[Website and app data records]
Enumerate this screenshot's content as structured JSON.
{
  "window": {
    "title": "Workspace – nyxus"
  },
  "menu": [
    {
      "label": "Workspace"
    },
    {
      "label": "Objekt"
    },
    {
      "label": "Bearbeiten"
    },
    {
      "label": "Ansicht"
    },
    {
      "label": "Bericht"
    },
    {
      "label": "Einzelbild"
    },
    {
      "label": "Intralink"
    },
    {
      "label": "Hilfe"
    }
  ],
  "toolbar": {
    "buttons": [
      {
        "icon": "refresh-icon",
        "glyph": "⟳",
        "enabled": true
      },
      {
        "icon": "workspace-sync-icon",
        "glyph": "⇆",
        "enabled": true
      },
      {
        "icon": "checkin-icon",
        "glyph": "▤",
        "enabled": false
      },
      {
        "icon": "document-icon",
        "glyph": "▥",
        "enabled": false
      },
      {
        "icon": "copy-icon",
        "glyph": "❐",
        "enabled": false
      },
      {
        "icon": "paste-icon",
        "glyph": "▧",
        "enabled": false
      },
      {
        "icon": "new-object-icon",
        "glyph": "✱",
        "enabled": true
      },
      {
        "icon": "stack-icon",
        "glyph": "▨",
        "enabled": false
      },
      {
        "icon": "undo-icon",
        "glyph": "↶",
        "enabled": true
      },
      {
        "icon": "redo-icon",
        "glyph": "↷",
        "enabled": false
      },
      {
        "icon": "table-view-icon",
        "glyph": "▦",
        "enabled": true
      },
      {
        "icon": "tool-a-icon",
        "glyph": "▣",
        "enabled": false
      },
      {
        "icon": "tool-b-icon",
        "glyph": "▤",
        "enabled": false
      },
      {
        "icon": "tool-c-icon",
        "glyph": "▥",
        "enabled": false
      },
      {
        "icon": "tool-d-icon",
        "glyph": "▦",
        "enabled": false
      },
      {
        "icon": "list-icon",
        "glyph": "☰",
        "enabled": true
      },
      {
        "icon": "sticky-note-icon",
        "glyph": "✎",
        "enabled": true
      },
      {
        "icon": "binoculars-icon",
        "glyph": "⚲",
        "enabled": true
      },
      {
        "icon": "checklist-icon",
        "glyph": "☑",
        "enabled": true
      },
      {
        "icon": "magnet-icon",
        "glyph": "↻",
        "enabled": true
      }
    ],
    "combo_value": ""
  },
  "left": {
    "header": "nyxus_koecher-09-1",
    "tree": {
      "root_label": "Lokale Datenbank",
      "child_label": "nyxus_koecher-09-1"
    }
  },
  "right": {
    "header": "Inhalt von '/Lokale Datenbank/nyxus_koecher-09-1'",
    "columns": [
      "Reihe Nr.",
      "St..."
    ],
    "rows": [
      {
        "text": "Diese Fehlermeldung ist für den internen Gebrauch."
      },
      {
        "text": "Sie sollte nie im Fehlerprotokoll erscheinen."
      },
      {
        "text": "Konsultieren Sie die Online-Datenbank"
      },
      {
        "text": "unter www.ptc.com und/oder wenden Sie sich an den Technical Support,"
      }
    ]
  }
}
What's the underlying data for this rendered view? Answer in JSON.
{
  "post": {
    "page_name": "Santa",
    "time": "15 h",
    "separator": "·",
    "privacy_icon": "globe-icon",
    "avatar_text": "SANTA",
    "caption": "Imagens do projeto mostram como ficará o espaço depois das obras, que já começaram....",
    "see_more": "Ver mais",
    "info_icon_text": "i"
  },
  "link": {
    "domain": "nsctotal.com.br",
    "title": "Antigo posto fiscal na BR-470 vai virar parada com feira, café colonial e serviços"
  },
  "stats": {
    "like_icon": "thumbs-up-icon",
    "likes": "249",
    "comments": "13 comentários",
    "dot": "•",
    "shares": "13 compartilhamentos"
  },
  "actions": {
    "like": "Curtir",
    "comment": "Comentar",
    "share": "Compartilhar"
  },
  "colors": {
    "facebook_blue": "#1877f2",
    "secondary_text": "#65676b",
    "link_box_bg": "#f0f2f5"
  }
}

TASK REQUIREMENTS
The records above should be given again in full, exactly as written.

YOUR RESPONSE
Enumerate this screenshot's content as structured JSON.
{
  "window": {
    "title": "Workspace – nyxus"
  },
  "menu": [
    {
      "label": "Workspace"
    },
    {
      "label": "Objekt"
    },
    {
      "label": "Bearbeiten"
    },
    {
      "label": "Ansicht"
    },
    {
      "label": "Bericht"
    },
    {
      "label": "Einzelbild"
    },
    {
      "label": "Intralink"
    },
    {
      "label": "Hilfe"
    }
  ],
  "toolbar": {
    "buttons": [
      {
        "icon": "refresh-icon",
        "glyph": "⟳",
        "enabled": true
      },
      {
        "icon": "workspace-sync-icon",
        "glyph": "⇆",
        "enabled": true
      },
      {
        "icon": "checkin-icon",
        "glyph": "▤",
        "enabled": false
      },
      {
        "icon": "document-icon",
        "glyph": "▥",
        "enabled": false
      },
      {
        "icon": "copy-icon",
        "glyph": "❐",
        "enabled": false
      },
      {
        "icon": "paste-icon",
        "glyph": "▧",
        "enabled": false
      },
      {
        "icon": "new-object-icon",
        "glyph": "✱",
        "enabled": true
      },
      {
        "icon": "stack-icon",
        "glyph": "▨",
        "enabled": false
      },
      {
        "icon": "undo-icon",
        "glyph": "↶",
        "enabled": true
      },
      {
        "icon": "redo-icon",
        "glyph": "↷",
        "enabled": false
      },
      {
        "icon": "table-view-icon",
        "glyph": "▦",
        "enabled": true
      },
      {
        "icon": "tool-a-icon",
        "glyph": "▣",
        "enabled": false
      },
      {
        "icon": "tool-b-icon",
        "glyph": "▤",
        "enabled": false
      },
      {
        "icon": "tool-c-icon",
        "glyph": "▥",
        "enabled": false
      },
      {
        "icon": "tool-d-icon",
        "glyph": "▦",
        "enabled": false
      },
      {
        "icon": "list-icon",
        "glyph": "☰",
        "enabled": true
      },
      {
        "icon": "sticky-note-icon",
        "glyph": "✎",
        "enabled": true
      },
      {
        "icon": "binoculars-icon",
        "glyph": "⚲",
        "enabled": true
      },
      {
        "icon": "checklist-icon",
        "glyph": "☑",
        "enabled": true
      },
      {
        "icon": "magnet-icon",
        "glyph": "↻",
        "enabled": true
      }
    ],
    "combo_value": ""
  },
  "left": {
    "header": "nyxus_koecher-09-1",
    "tree": {
      "root_label": "Lokale Datenbank",
      "child_label": "nyxus_koecher-09-1"
    }
  },
  "right": {
    "header": "Inhalt von '/Lokale Datenbank/nyxus_koecher-09-1'",
    "columns": [
      "Reihe Nr.",
      "St..."
    ],
    "rows": [
      {
        "text": "Diese Fehlermeldung ist für den internen Gebrauch."
      },
      {
        "text": "Sie sollte nie im Fehlerprotokoll erscheinen."
      },
      {
        "text": "Konsultieren Sie die Online-Datenbank"
      },
      {
        "text": "unter www.ptc.com und/oder wenden Sie sich an den Technical Support,"
      }
    ]
  }
}
What's the underlying data for this rendered view? Answer in JSON.
{
  "post": {
    "page_name": "Santa",
    "time": "15 h",
    "separator": "·",
    "privacy_icon": "globe-icon",
    "avatar_text": "SANTA",
    "caption": "Imagens do projeto mostram como ficará o espaço depois das obras, que já começaram....",
    "see_more": "Ver mais",
    "info_icon_text": "i"
  },
  "link": {
    "domain": "nsctotal.com.br",
    "title": "Antigo posto fiscal na BR-470 vai virar parada com feira, café colonial e serviços"
  },
  "stats": {
    "like_icon": "thumbs-up-icon",
    "likes": "249",
    "comments": "13 comentários",
    "dot": "•",
    "shares": "13 compartilhamentos"
  },
  "actions": {
    "like": "Curtir",
    "comment": "Comentar",
    "share": "Compartilhar"
  },
  "colors": {
    "facebook_blue": "#1877f2",
    "secondary_text": "#65676b",
    "link_box_bg": "#f0f2f5"
  }
}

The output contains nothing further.